What you have to do —
Set down the records exactly, and omit any image found in them.

== Exercise data ==

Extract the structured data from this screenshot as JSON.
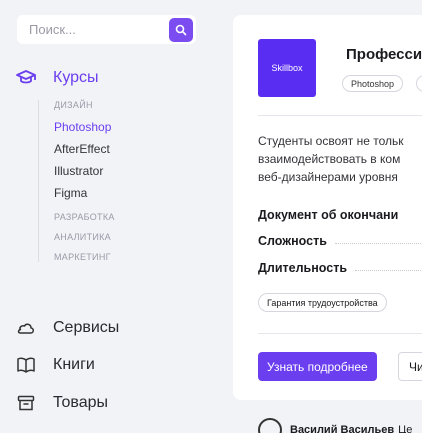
{
  "search": {
    "placeholder": "Поиск..."
  },
  "nav": {
    "courses": "Курсы",
    "services": "Сервисы",
    "books": "Книги",
    "goods": "Товары"
  },
  "submenu": {
    "design_label": "ДИЗАЙН",
    "design_items": [
      "Photoshop",
      "AfterEffect",
      "Illustrator",
      "Figma"
    ],
    "dev_label": "РАЗРАБОТКА",
    "analytics_label": "АНАЛИТИКА",
    "marketing_label": "МАРКЕТИНГ",
    "active_item": "Photoshop"
  },
  "card": {
    "logo_text": "Skillbox",
    "title": "Професси",
    "tags": [
      "Photoshop",
      ""
    ],
    "description": [
      "Студенты освоят не тольк",
      "взаимодействовать в ком",
      "веб-дизайнерами уровня"
    ],
    "specs": [
      "Документ об окончани",
      "Сложность",
      "Длительность"
    ],
    "badge": "Гарантия трудоустройства",
    "primary_button": "Узнать подробнее",
    "secondary_button": "Чи"
  },
  "author": {
    "name": "Василий Васильев",
    "extra": "Це"
  },
  "colors": {
    "accent": "#6b3ff0",
    "logo": "#5a2df2"
  }
}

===

Solution for this exercise —
Extract the structured data from this screenshot as JSON.
{
  "search": {
    "placeholder": "Поиск..."
  },
  "nav": {
    "courses": "Курсы",
    "services": "Сервисы",
    "books": "Книги",
    "goods": "Товары"
  },
  "submenu": {
    "design_label": "ДИЗАЙН",
    "design_items": [
      "Photoshop",
      "AfterEffect",
      "Illustrator",
      "Figma"
    ],
    "dev_label": "РАЗРАБОТКА",
    "analytics_label": "АНАЛИТИКА",
    "marketing_label": "МАРКЕТИНГ",
    "active_item": "Photoshop"
  },
  "card": {
    "logo_text": "Skillbox",
    "title": "Професси",
    "tags": [
      "Photoshop",
      ""
    ],
    "description": [
      "Студенты освоят не тольк",
      "взаимодействовать в ком",
      "веб-дизайнерами уровня"
    ],
    "specs": [
      "Документ об окончани",
      "Сложность",
      "Длительность"
    ],
    "badge": "Гарантия трудоустройства",
    "primary_button": "Узнать подробнее",
    "secondary_button": "Чи"
  },
  "author": {
    "name": "Василий Васильев",
    "extra": "Це"
  },
  "colors": {
    "accent": "#6b3ff0",
    "logo": "#5a2df2"
  }
}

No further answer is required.